While McAfee was on-point with his own strategic plan, an insider faulted him for not emulating the Oakland scenario all the way, especially in terms of community involvement. “It should have been a priority of his to make the community his constituency,” said the source. “If he had done this, [the board] couldn’t have gotten rid of him.”

To this charge, McAfee responded: “This is a quiet Midwestern city. It’s a different culture. I had gone as far as I could go with the community without provoking actions that might be construed as confrontational.”

High Marks

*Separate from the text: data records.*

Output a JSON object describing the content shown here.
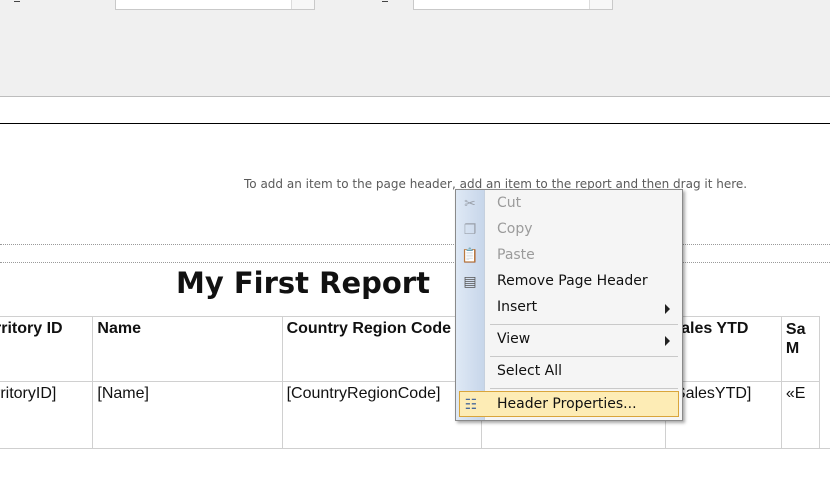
{
  "page_header": {
    "hint": "To add an item to the page header, add an item to the report and then drag it here."
  },
  "report": {
    "title": "My First Report",
    "columns": [
      "rritory ID",
      "Name",
      "Country Region Code",
      "",
      "Sales YTD",
      "Sa M"
    ],
    "column_cells": {
      "c1": "rritory ID",
      "c2": "Name",
      "c3": "Country Region Code",
      "c4": "",
      "c5": "Sales YTD",
      "c6a": "Sa",
      "c6b": "M"
    },
    "row": {
      "c1": "rritoryID]",
      "c2": "[Name]",
      "c3": "[CountryRegionCode]",
      "c4": "",
      "c5": "[SalesYTD]",
      "c6": "«E"
    }
  },
  "context_menu": {
    "items": [
      {
        "label": "Cut",
        "enabled": false,
        "icon": "scissors-icon"
      },
      {
        "label": "Copy",
        "enabled": false,
        "icon": "copy-icon"
      },
      {
        "label": "Paste",
        "enabled": false,
        "icon": "paste-icon"
      },
      {
        "label": "Remove Page Header",
        "enabled": true,
        "icon": "page-header-icon"
      },
      {
        "label": "Insert",
        "enabled": true,
        "submenu": true
      },
      {
        "label": "View",
        "enabled": true,
        "submenu": true
      },
      {
        "label": "Select All",
        "enabled": true
      },
      {
        "label": "Header Properties...",
        "enabled": true,
        "highlighted": true,
        "icon": "properties-icon"
      }
    ]
  },
  "colors": {
    "menu_highlight": "#fdecb5",
    "menu_highlight_border": "#d9a53b",
    "panel_background": "#f0f0f0"
  }
}
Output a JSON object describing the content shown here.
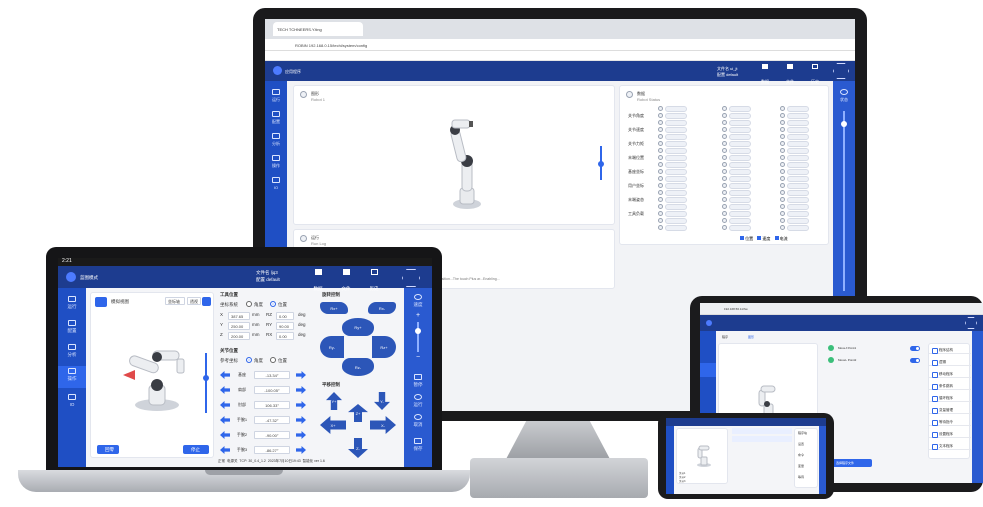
{
  "monitor": {
    "tab_title": "TECH TCHNEERS.Y.ting",
    "url": "ROBIN  192.168.0.15/techi/system/config",
    "app_title": "应用程序",
    "header_info_line1": "文件名 ui_jt",
    "header_info_line2": "配置 default",
    "header_buttons": [
      "数据",
      "文件",
      "历史"
    ],
    "sidebar": [
      "运行",
      "配置",
      "分析",
      "操作",
      "IO"
    ],
    "panel_left_title": "图形",
    "panel_left_sub": "Robot 1",
    "panel_right_title": "数据",
    "panel_right_sub": "Robot Status",
    "bottom_panel_title": "运行",
    "bottom_panel_sub": "Run Log",
    "log_rows": [
      {
        "id": "0 · Ollie · 0s",
        "time": "2023-07-20 15:16:09",
        "text": "已连接到机器人，请确认所有参数"
      },
      {
        "id": "0 · 09:08",
        "time": "2023-07-20 15:16:10",
        "text": "正在读取运行时配置，启动数据采集流程"
      }
    ],
    "footer_note": "1. Adjust the camera position...The touch Plus ar...Enabling...",
    "data_labels": [
      "关节角度",
      "关节速度",
      "关节力矩",
      "末端位置",
      "基座坐标",
      "用户坐标",
      "末端姿态",
      "工具负载"
    ],
    "legend": [
      "位置",
      "速度",
      "电流"
    ],
    "right_bar": [
      "状态",
      "运行",
      "暂停"
    ],
    "footer_label": "设置"
  },
  "laptop": {
    "status_time": "2:21",
    "app_title": "蓝图模式",
    "header_info_line1": "文件名 ljq3",
    "header_info_line2": "配置 default",
    "header_buttons": [
      "数据",
      "文件",
      "历史"
    ],
    "sidebar": [
      "运行",
      "配置",
      "分析",
      "操作",
      "IO"
    ],
    "scene_label": "模拟视图",
    "view_buttons": [
      "坐标轴",
      "透视"
    ],
    "bottom_buttons": [
      "回零",
      "停止"
    ],
    "tool_pos_title": "工具位置",
    "coord_label": "坐标系统",
    "coord_options": [
      "角度",
      "位置"
    ],
    "tool_fields": [
      {
        "axis": "X",
        "value": "387.65",
        "unit": "mm",
        "axis2": "RZ",
        "value2": "0.00",
        "unit2": "deg"
      },
      {
        "axis": "Y",
        "value": "250.00",
        "unit": "mm",
        "axis2": "RY",
        "value2": "90.00",
        "unit2": "deg"
      },
      {
        "axis": "Z",
        "value": "200.00",
        "unit": "mm",
        "axis2": "RX",
        "value2": "0.00",
        "unit2": "deg"
      }
    ],
    "joint_title": "关节位置",
    "joint_coord_label": "参考坐标",
    "joint_options": [
      "角度",
      "位置"
    ],
    "joints": [
      {
        "name": "基座",
        "value": "-13.34°"
      },
      {
        "name": "肩部",
        "value": "-100.05°"
      },
      {
        "name": "肘部",
        "value": "106.33°"
      },
      {
        "name": "手腕1",
        "value": "-47.32°"
      },
      {
        "name": "手腕2",
        "value": "-90.00°"
      },
      {
        "name": "手腕3",
        "value": "-86.27°"
      }
    ],
    "pad_title1": "旋转控制",
    "pad_title2": "平移控制",
    "pad_labels": [
      "Rx+",
      "Rx-",
      "Ry+",
      "Ry-",
      "Rz+",
      "Rz-"
    ],
    "translate_labels": [
      "Y+",
      "Y-",
      "X+",
      "X-",
      "Z+",
      "Z-"
    ],
    "right_bar": [
      "速度",
      "+",
      "−",
      "暂停",
      "运行",
      "取消",
      "保存"
    ],
    "footer_items": [
      "正常",
      "电源关",
      "TCP: 30_0.4_1.2",
      "2023年7月10日19:43",
      "智能化 ver 1.6"
    ]
  },
  "tablet": {
    "url": "192.168.56.11/hw",
    "tabs": [
      "程序",
      "图形"
    ],
    "program_rows": [
      "MoveJ Point1",
      "MoveL Point2"
    ],
    "right_menu": [
      "程序结构",
      "逻辑",
      "移动程序",
      "条件跳转",
      "循环程序",
      "变量管理",
      "等待指令",
      "设置程序",
      "文本程序"
    ],
    "footer_button": "选择程序文件"
  },
  "phone": {
    "rows": [
      "程序块",
      "设置",
      "命令",
      "变量",
      "等待"
    ],
    "labels": [
      "关节1",
      "关节2",
      "关节3"
    ]
  },
  "colors": {
    "brand_dark": "#1d3c8f",
    "brand": "#2f66ea",
    "sidebar": "#1f4fc4",
    "pad": "#2c56b8"
  }
}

But McAfee gets high marks for his attempt. “He wanted to move beyond photo-op demonstration projects,” said Richard Murphy, director of the D.C.-based Center for Youth Development and Policy Research, who assisted McAfee in developing the YouthNet business plan.

“Too often,” said Murphy,” I’ve seen plans announced where so-and-so is going to cure this-or-that problem. Everyone sitting at the table knows it’s not enough money, and yet we wonder why in two or three years we’re back at the same table with a new plan to handle the same problem.”

“He’s stepping out on a limb by asking for a lot of money, and by showing his willingness to change the way funders and agencies do business,” Elaine Johnson, Murphy’s colleague and director of the National Training Institute for Community Youth Work, said soon before McAfee’s resignation. “He’s moving beyond nurturing programs to developmental outcomes. It’s funder as capacity builder, and this takes a strategic plan, along with a youth tax — something that has worked elsewhere.”

As the home of Hallmark Cards, the Chiefs NFL football team and the Royals major league baseball franchise, Kansas City is a big-money, big-player town. “With all of its resources,” said Murphy, “K.C. could be the Kid’s Capital.”

Murphy observed that government agencies can break down the finances of construction plans for juvenile prisons “through the year 2020, but not many seem concerned about how many youth centers are needed.”

McAfee’s scorned-and-praised plan details how, by 2004, there could be in place 88 year-round “YouthNet University” campuses at selected Jackson County public schools, community centers, YMCAs, and Boys & Girls Clubs. They would offer some 17,000 youth access to a network of after-school academic, career-building, and recreation activities, with YouthNet on the top of the bureaucratic pile doling out money from a “high yield” fund to the campus location administrators who, in turn, would subcontract services.

“We’ve raised the bar for youth development in Kansas City,” said a departing McAfee last month. “Kansas City will have the most effective and sustainable network of after-school programming in the nation that will ensure safe places, caring adults and positive activities for every Kansas City Youth within walking distance.”

But for now, Tank Commander McAfee and YouthNet are out of gas.



104 W. 9th St., Ste. 104

Kansas City, MO 64105

(816) 221-6900

Fax: (816) 221-8008


Elaine Johnson

Vice President and Director

National Training Institute for Community Youth Work

Academy for Educational Development

1875 Connecticut Ave., NW

Washington, DC 20036

(202) 884-8000

Fax: (202) 884-8411


Barbara Haar

Program Officer

Ewing Marion Kauffman Foundation

4900 Oak St.

Kansas City, MO 64112

(816) 932-1156

Fax: (816) 932-1100


Building Local Infrastructure for Youth Development: The Added Value of Capacity-building Intermediary Organizations

Center for Youth Development and Policy Research

Academy for Educational Development

1875 Connecticut Ave., NW

Washington, DC 20009

(202) 884-8267

Fax: (202) 884-8404


Discord at Kansas City’s YouthNet Strikes Sour Note for Kids: YouthNet: The Danger of Doing too Much?

Alexander, Bill. "Discord at Kansas City’s YouthNet Strikes Sour Note for Kids." Youth Today, November 1998, p. 1.

©2000 Youth Today. Reprinted with permission from Youth Today. All rights reserved.